TECHNIQUES OF MULTIREVOLUTIONAL OPTIMIZATION

Equinoctial orbital elements are used:


i
, e x = e cos (Ω + ω ), e y = e sin (Ω + ω ), i x = tan cos Ω, i y = tan sin Ω, F = ν + ω + Ω
p i
h=
µ 2 2

Here p, e, ω, ν, i, Ω are Keplerian elements, µ - primary gravity parameter. It is considered conventional CEV-problem without any
constraints on thrust direction.
Maximum principle reduces the problem into TPBVP. The numerical averaging over the orbital period is used for computational
consumption reducing and numerical stability increasing. A numerous versions of boundary conditions were considered.
The continuation (homotopy) procedure was used to solve minimum-time problem (see 4.1.1). The simple typical guess values:
ph0 = ±1, pex0 = pey0 = pix0 = piy0 = 0 (initial values of co-state variables), T = 1 (dimensionless orbital period referred to the initial
orbit) as a rule provides stable convergence of optimization. Of course, initial values of co-states from the OCP solution having
close boundary conditions provides improved convergence.
Solver of minimum-propellant problem uses minimum-time solution as initial approximation. The factored secant update algorithm
is used for minimum-propellant problem.
Both techniques demonstrates their robustness and efficiency and there were used for a numerous applied problems.
CONCLUSION

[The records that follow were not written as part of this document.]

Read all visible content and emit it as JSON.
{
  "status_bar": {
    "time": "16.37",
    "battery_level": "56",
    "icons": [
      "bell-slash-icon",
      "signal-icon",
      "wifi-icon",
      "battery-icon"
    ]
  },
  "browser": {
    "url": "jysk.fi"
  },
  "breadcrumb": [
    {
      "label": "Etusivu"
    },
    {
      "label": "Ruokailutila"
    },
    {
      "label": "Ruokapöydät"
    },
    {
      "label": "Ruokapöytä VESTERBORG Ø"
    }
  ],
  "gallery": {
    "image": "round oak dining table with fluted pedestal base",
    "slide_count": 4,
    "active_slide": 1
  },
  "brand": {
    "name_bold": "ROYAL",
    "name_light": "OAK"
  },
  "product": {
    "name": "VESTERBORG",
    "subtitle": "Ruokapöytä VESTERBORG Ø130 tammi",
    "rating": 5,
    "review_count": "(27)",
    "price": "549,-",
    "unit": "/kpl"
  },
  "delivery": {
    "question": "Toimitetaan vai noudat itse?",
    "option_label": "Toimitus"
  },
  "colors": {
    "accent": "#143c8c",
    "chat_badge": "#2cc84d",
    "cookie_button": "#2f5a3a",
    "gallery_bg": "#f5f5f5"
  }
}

1. Tolerable objective function value was obtained without using


Jupiter/Saturn flybys
2. Global optimization should be supported by reliable methods of local
optimization
3. Continuation technique allows to find “global” minimum among local
minimums depending on restricted number of parameters (boundary
conditions, transfer duration, number of orbits)
4. THANK YOU FOR ATTENTION